Friday 14 Jul 2017
Lichfield MP goes trackside with Network Rail and London Midland
- London North Western
The MP for Lichfield, Michael Fabricant, met with Network Rail and London Midland today (Friday 14 July) to see first-hand how the railway in his constituency is run and maintained.
Mr Fabricant was taken on track where he saw Network Rail's orange army repair a track fault just outside Lichfield Trent Valley station before visiting the nearby signal box where he found out about how trains are safely operated through the area.
He also discussed the cross city line, which London Midland operate and serves Lichfield City and Lichfield Trent Valley stations; the future of the line between Lichfield and Burton; as well as the upcoming HS2 work at Euston station over August bank holiday which will affect train services between Lichfield and London on the Saturday and Sunday.
Michael Fabricant MP said: “As a chartered engineer, I was fascinated to witness for myself track maintenance just outside Lichfield Trent Valley station and see what Network Rail works entail.
“This was a relatively simple job. Even so, precautions have to be in place to prevent any injury from oncoming trains and the line had to be blocked for a while.
“The problem that had been detected a few days earlier was that part of the track had subsided by a few millimetres. The track had to be jacked up, ballast inserted underneath and then compacted so that the line was level again. I was really grateful to the Network Rail site team for finding the time to explain all this to me."
Martin Ball, head of maintenance delivery for Network Rail in the Birmingham and Lichfield area, said: "Michael saw for himself the hard work that goes on to keep trains in and out of Lichfield and further afield moving safely and on time.
"He was very interested in the railway, the work we do and delivering a good service to passengers and it was a pleasure to show him the front line of our industry."
Rob Hornsey, head of cross city services for London Midland, said: “It was a pleasure for London Midland to work collaboratively with Network Rail to help Michael understand and see for himself all the hard work that both Network Rail and the train operating companies regularly undertake to enable a safe and reliable train service.

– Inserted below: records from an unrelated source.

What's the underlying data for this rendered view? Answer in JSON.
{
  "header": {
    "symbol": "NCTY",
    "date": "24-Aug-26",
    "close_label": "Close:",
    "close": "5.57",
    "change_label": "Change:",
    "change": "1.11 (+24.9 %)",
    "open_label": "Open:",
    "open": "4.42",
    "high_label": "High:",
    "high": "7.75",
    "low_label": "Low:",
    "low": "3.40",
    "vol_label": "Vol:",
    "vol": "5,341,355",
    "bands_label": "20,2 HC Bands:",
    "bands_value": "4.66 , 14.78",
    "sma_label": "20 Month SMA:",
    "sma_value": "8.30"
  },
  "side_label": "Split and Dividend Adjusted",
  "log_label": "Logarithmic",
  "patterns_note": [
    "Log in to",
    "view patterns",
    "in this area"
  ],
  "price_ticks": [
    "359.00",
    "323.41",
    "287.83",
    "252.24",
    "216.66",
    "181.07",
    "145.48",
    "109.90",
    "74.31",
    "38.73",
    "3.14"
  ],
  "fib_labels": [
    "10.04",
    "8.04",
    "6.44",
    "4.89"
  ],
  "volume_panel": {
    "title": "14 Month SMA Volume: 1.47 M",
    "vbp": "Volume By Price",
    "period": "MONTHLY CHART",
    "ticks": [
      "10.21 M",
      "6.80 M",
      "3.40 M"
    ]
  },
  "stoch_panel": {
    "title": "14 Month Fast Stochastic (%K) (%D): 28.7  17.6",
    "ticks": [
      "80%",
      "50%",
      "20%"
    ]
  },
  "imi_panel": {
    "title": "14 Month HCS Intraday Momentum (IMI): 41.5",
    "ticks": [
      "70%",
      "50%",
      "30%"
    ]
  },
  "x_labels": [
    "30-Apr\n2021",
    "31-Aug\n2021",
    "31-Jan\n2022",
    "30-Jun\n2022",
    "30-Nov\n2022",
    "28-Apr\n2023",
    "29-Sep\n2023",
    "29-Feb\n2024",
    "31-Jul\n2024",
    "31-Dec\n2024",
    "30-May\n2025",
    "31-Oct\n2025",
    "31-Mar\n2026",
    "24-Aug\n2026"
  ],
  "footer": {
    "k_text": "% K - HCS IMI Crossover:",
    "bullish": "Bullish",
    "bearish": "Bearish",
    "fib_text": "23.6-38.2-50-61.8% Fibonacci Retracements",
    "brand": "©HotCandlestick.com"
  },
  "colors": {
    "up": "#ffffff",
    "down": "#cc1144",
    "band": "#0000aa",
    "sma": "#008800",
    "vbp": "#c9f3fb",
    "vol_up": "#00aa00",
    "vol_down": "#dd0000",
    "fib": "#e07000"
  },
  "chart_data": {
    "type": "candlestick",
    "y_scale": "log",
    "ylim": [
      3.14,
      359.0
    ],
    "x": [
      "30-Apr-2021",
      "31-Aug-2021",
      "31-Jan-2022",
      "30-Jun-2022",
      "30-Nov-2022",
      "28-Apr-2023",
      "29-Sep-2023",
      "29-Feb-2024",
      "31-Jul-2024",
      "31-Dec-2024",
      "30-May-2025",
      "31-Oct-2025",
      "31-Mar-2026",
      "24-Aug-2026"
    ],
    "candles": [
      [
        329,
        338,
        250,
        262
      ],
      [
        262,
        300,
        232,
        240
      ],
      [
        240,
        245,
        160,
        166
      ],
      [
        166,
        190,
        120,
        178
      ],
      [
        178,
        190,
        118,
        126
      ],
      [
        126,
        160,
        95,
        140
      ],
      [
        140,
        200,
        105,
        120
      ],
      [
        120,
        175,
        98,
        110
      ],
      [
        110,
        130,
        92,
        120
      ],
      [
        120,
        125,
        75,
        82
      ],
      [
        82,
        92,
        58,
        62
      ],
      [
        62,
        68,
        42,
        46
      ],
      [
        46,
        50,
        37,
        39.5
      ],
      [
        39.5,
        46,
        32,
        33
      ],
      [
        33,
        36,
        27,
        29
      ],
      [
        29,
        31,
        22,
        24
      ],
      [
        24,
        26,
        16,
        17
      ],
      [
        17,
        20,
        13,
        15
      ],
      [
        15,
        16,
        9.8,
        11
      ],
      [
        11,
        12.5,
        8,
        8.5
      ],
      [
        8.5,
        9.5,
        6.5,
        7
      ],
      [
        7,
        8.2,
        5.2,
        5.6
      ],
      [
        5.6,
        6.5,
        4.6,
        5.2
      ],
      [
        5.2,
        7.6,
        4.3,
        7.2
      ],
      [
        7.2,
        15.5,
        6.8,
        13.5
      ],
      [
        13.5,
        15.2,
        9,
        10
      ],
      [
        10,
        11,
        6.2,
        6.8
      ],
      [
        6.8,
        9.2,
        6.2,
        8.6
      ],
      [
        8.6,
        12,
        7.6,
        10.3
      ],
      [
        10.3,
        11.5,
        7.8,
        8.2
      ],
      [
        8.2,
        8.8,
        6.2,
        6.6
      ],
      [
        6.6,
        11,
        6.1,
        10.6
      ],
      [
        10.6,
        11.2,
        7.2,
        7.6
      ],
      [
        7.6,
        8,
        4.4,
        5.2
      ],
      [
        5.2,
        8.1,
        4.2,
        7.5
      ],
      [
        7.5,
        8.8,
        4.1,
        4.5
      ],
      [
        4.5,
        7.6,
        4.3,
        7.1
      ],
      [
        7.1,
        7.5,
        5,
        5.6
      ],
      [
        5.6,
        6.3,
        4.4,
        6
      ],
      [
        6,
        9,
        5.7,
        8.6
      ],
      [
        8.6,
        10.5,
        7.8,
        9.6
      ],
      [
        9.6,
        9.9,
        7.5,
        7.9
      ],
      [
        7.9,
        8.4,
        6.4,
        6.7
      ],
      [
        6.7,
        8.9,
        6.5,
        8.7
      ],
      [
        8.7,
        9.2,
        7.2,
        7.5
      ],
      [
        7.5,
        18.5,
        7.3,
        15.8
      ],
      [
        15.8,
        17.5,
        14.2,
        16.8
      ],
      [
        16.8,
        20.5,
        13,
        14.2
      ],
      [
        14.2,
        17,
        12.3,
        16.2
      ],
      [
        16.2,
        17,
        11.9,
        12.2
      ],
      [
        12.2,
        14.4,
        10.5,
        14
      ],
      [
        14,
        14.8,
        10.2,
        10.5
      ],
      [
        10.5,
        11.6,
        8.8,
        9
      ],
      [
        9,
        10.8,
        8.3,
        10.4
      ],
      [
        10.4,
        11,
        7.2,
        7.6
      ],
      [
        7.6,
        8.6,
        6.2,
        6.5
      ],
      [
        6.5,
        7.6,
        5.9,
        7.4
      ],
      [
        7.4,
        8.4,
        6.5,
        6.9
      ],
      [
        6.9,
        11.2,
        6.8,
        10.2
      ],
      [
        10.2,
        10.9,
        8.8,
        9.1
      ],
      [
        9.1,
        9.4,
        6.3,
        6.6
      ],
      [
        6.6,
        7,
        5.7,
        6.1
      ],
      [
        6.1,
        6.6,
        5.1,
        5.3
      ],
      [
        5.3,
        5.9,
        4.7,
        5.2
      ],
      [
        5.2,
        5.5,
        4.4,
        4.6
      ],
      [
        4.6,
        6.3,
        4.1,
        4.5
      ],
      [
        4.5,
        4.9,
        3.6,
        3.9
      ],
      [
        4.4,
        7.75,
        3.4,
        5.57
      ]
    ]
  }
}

A thoroughly enjoyable morning was had by all.”
On the signal box visit and the future of the line through Lichfield to Burton, Mr Fabricant added: “I also welcomed an opportunity to visit the nearby signal box and meet Steve Wood the signal operator. The signal box at Lichfield Trent Valley operates the points on the freight line that runs through Alrewas to Burton and is currently just used for freight. It is one of the few signal boxes left that still uses traditional levers. I am keen that the line be instated for passenger traffic to relieve existing routes and take passengers to the National Memorial Arboretum. I’ve taken this up with the Department for Transport and it would relieve congestion on the A38 too.”
About Network Rail
Network Rail owns, manages and develops Britain's railway - the 20,000 miles of track, 40,000 bridges and viaducts and the thousands of signals, level crossings and stations (the largest of which we also run). In partnership with train operators we help people take more than 1.65bn journeys by rail every year and move hundreds of millions of tonnes of freight, saving almost 8m lorry journeys. We employ 38,000 people across Britain and work round-the-clock, each and every day, to provide a safe, reliable railway.
About the Railway Upgrade Plan
The Railway Upgrade Plan is Network Rail's investment plan for Britain's railways. It makes up two-thirds of Network Rail's £40bn spending priorities for the five years to 2019 and represents the biggest sustained programme of rail modernisation since the Victoria era. It is designed to provide more capacity, relieve crowding and respond to the tremendous growth Britain's railways continue to experience; passenger numbers have doubled in the past 20 years and are set to double again over the next 25 years - so we need to continue to invest in building a bigger, better railway. For passengers, that means:
- longer, faster more frequent trains;
- better, more reliable infrastructure; and
- better facilities for passengers, especially at stations.